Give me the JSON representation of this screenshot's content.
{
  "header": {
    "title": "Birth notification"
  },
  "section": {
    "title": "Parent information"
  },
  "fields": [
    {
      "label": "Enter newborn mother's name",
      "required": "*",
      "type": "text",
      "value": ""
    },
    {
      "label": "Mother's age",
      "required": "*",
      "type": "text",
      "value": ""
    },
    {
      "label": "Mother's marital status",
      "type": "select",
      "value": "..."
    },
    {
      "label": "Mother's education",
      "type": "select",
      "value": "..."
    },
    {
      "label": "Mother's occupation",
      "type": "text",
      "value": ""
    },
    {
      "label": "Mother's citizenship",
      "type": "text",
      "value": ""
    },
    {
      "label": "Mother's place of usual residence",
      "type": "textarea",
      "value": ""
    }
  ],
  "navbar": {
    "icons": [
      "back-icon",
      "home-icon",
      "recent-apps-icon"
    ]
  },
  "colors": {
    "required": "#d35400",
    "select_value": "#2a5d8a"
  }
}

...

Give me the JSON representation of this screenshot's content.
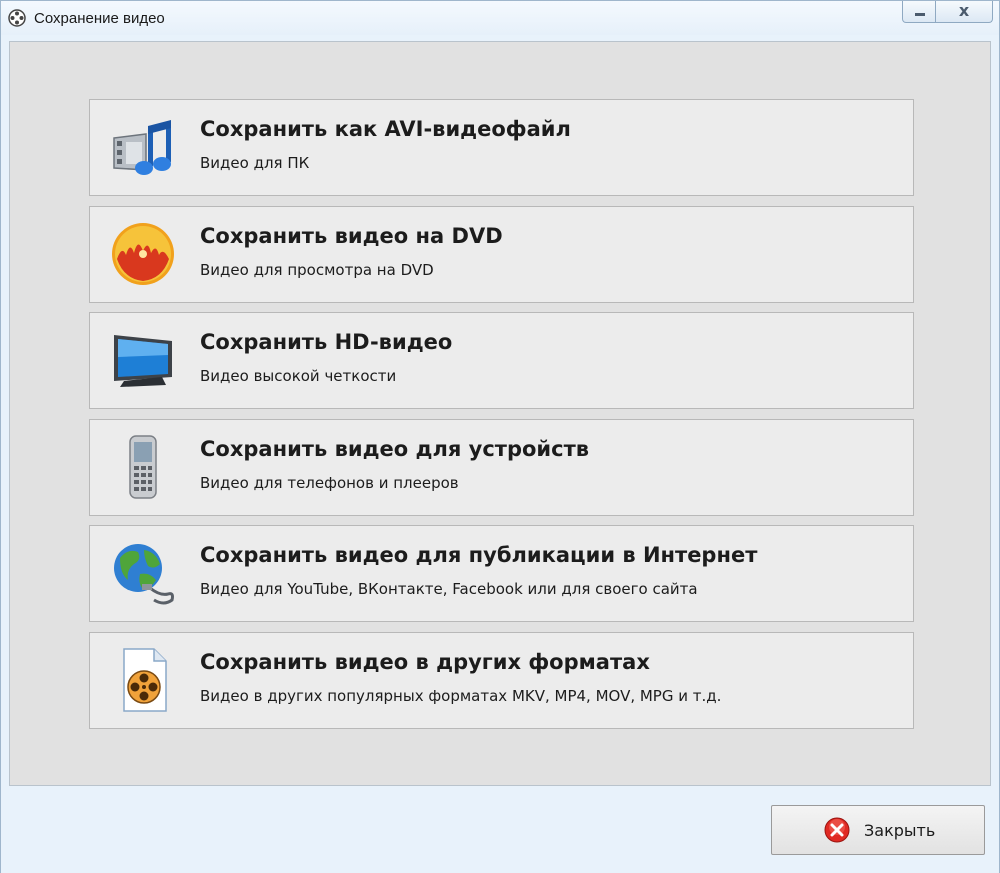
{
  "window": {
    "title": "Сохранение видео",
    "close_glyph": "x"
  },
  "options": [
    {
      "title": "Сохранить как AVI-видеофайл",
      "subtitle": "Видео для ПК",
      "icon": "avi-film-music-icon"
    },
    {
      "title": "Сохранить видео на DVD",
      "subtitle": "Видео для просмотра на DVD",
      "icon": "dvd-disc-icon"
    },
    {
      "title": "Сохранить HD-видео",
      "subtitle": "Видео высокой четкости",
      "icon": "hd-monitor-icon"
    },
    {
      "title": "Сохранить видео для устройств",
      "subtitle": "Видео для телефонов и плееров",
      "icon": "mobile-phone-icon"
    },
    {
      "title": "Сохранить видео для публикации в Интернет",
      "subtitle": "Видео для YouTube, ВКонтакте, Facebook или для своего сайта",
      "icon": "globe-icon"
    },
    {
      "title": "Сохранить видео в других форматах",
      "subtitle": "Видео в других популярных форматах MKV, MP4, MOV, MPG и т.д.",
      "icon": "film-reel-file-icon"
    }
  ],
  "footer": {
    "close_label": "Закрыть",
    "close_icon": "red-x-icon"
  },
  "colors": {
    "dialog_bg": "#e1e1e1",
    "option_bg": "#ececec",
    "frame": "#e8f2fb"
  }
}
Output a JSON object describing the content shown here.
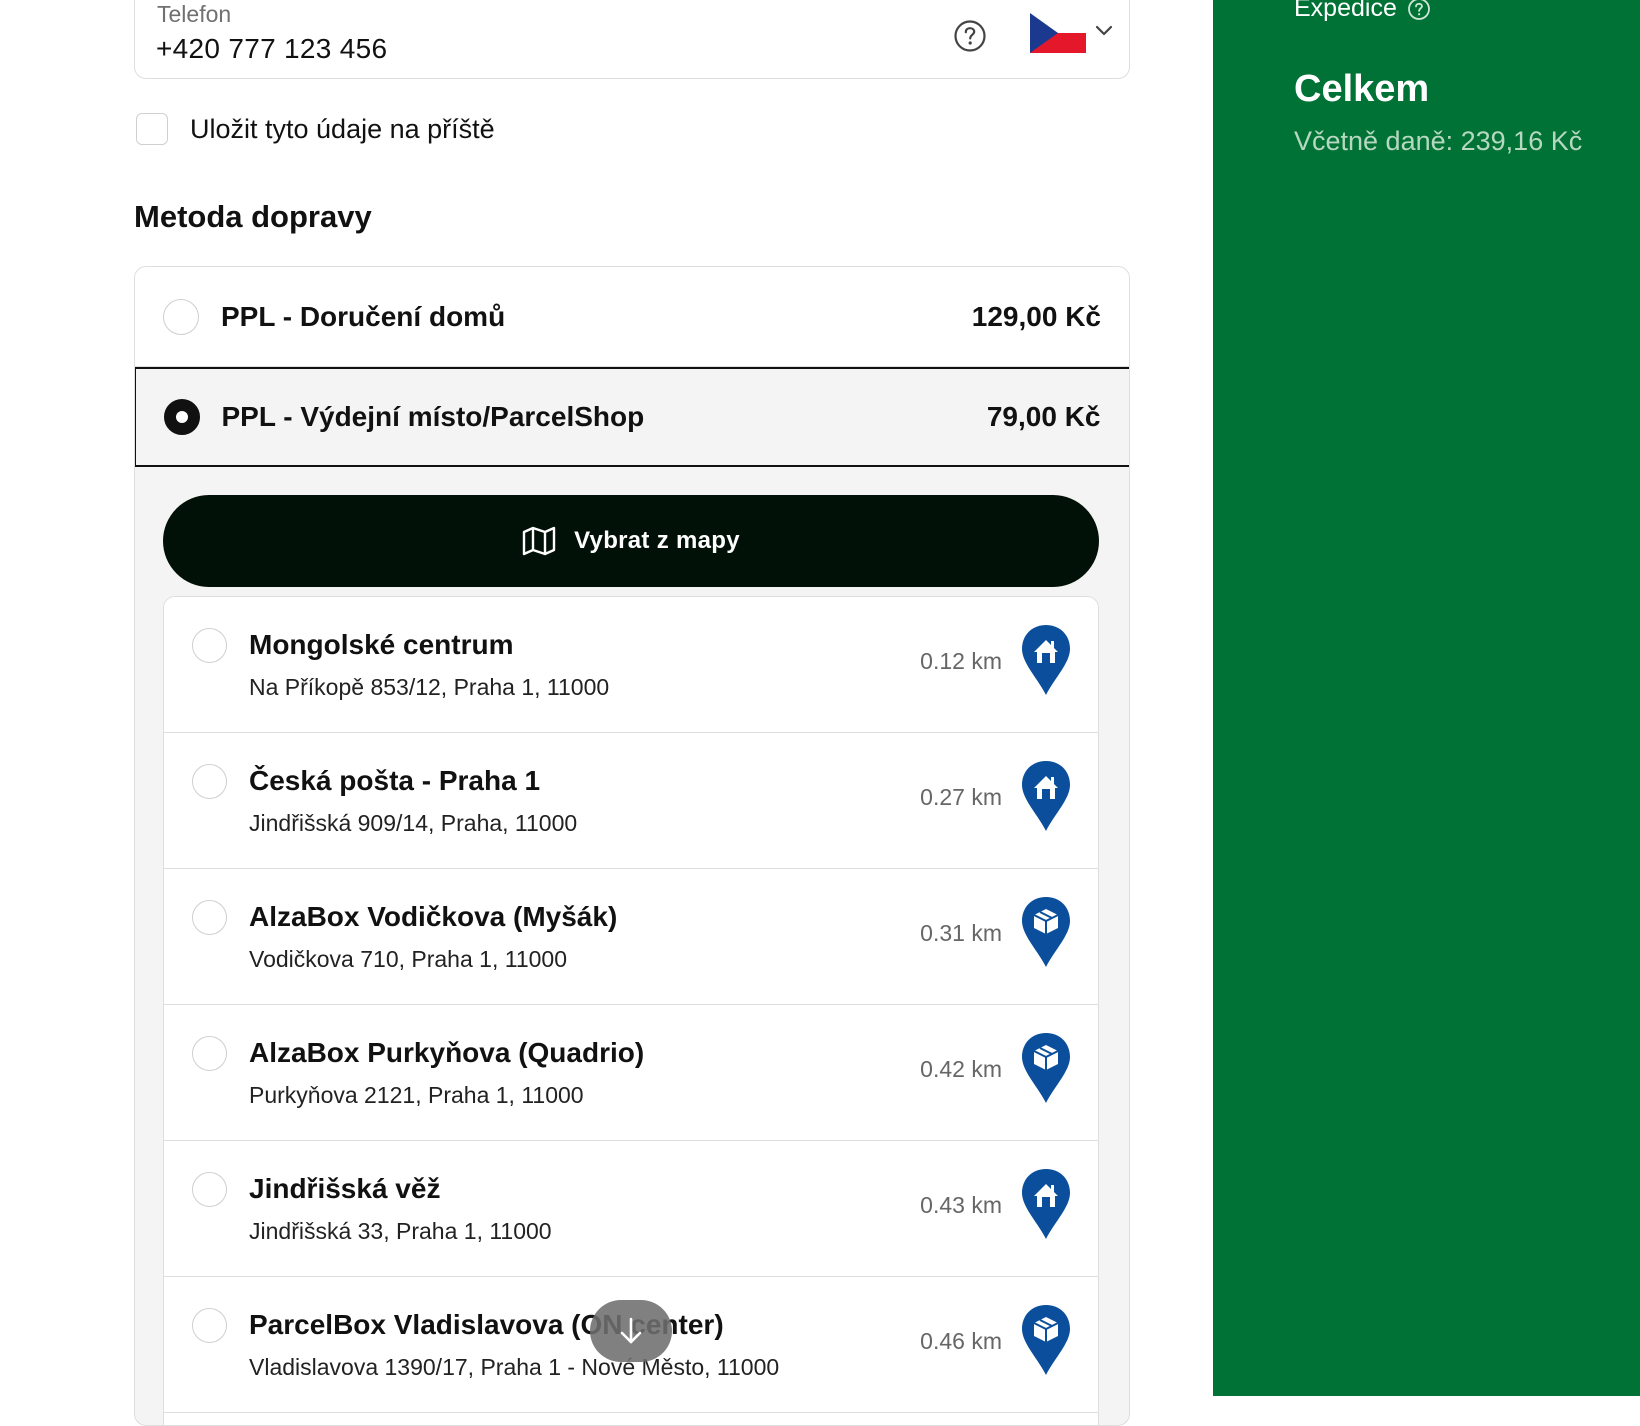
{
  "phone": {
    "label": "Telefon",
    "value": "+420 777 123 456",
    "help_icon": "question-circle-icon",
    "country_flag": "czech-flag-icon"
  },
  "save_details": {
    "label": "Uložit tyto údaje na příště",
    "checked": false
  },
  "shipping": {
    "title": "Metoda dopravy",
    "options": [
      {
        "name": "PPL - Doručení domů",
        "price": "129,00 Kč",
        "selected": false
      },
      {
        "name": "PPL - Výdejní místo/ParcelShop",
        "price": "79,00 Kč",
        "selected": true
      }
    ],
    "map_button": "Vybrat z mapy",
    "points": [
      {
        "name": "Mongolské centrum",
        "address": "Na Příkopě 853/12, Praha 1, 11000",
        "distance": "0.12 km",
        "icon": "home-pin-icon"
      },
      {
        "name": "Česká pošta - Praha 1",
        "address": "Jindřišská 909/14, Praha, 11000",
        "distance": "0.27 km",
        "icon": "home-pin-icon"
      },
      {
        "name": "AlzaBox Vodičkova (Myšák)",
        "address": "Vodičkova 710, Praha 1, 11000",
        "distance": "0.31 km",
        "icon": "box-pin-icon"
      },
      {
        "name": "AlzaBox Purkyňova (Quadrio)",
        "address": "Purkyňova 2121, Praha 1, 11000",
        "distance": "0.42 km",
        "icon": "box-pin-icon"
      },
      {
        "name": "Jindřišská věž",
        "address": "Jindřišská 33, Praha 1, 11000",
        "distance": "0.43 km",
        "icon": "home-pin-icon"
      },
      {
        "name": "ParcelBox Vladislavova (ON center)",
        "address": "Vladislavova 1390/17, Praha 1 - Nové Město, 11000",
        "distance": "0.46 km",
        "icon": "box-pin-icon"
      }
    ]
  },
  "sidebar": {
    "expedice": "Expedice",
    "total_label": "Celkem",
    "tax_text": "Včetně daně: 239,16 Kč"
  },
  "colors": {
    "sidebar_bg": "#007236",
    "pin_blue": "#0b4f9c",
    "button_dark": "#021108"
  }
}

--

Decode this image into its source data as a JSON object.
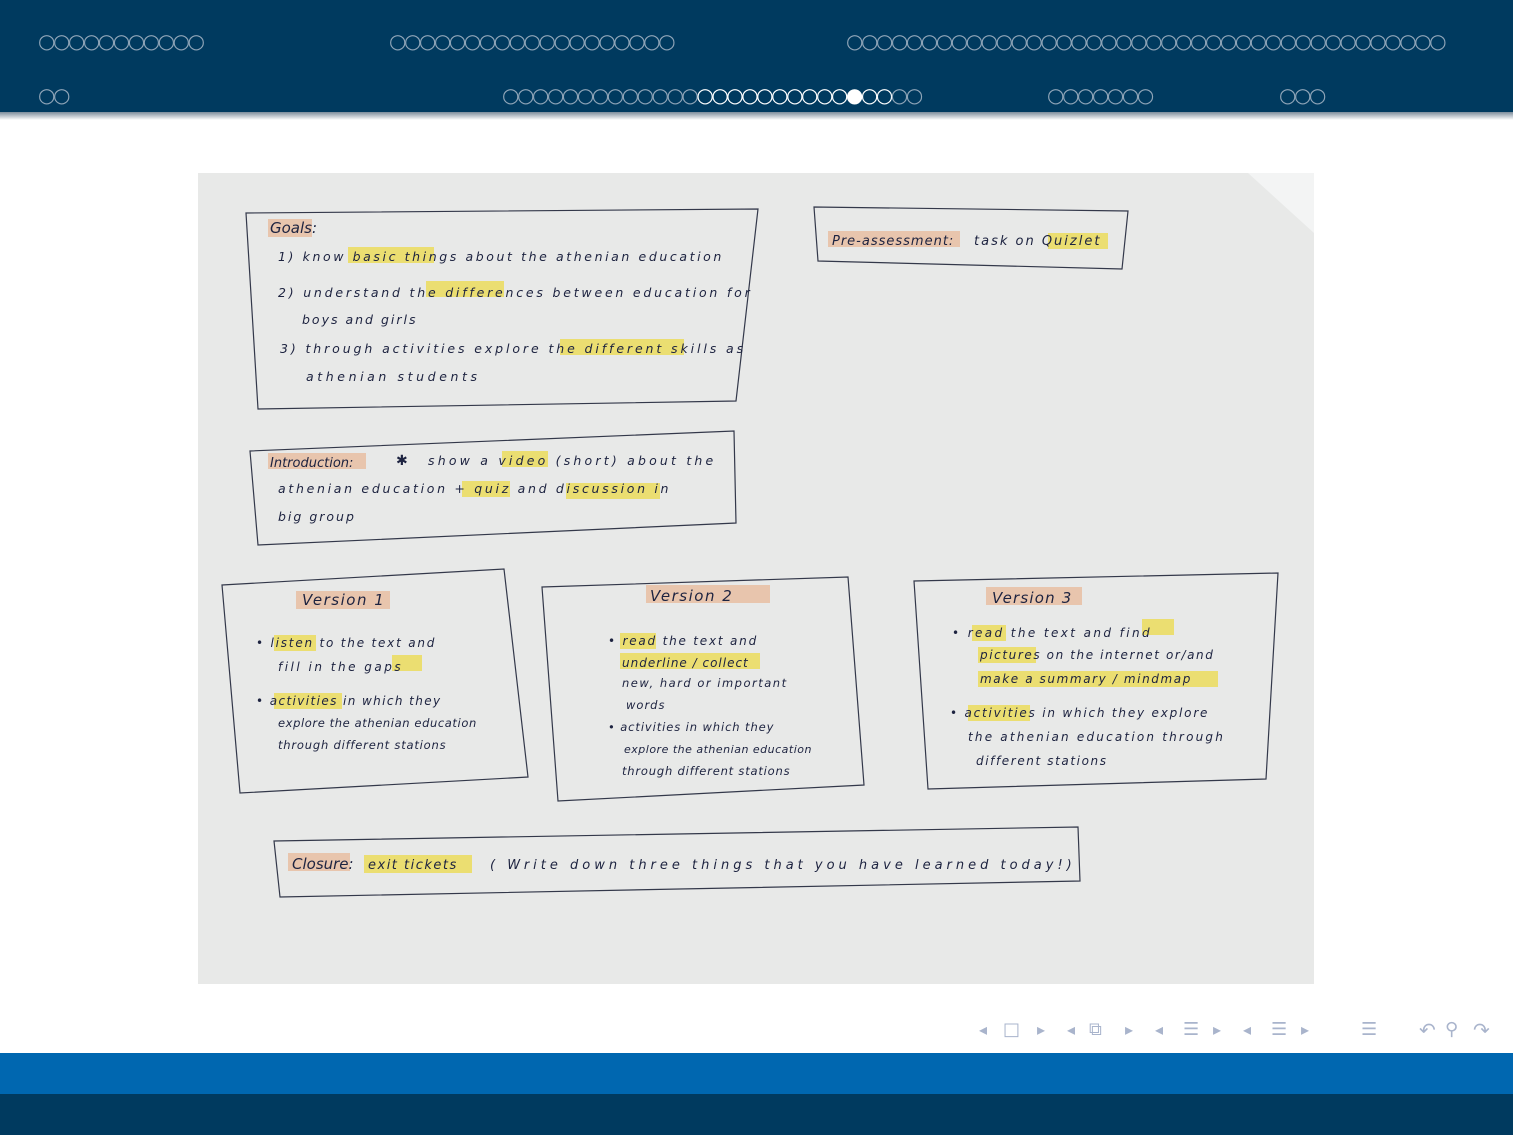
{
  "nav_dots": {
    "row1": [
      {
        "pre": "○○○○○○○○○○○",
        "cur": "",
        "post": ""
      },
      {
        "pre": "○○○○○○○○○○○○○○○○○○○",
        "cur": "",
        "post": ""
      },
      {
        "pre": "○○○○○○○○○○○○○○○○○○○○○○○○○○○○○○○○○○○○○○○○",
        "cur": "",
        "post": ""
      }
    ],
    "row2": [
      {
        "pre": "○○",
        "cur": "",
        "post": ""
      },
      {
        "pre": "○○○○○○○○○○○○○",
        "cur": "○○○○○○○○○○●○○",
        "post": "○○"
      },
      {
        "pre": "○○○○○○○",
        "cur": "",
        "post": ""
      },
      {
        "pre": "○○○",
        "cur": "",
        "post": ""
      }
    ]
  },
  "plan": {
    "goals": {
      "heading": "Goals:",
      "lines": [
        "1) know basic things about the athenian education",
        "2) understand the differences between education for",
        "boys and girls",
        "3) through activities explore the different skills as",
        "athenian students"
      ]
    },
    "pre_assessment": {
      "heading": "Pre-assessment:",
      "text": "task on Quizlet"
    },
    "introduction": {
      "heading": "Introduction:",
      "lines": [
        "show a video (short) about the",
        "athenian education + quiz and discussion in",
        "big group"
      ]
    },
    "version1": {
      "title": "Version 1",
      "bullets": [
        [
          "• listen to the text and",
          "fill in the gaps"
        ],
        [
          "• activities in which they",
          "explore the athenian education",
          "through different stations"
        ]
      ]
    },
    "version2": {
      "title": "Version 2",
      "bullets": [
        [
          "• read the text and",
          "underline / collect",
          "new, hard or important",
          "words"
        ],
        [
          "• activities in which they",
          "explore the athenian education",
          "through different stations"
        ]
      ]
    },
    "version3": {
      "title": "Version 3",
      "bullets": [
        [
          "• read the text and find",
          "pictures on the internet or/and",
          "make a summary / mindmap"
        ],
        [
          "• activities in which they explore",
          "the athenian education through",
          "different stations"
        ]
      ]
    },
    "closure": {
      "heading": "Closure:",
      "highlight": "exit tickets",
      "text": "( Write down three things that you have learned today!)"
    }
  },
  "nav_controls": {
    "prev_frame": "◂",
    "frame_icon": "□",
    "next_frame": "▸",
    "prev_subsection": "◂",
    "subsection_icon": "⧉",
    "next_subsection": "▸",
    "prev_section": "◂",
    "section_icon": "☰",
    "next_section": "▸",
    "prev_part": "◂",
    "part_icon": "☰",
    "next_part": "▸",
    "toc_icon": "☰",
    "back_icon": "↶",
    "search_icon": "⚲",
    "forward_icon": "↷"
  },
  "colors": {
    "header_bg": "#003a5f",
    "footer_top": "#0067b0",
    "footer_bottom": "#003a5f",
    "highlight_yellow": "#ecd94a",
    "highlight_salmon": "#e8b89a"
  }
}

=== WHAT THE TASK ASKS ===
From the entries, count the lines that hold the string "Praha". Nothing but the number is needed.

=== ANSWER FOR THE TASK ===
7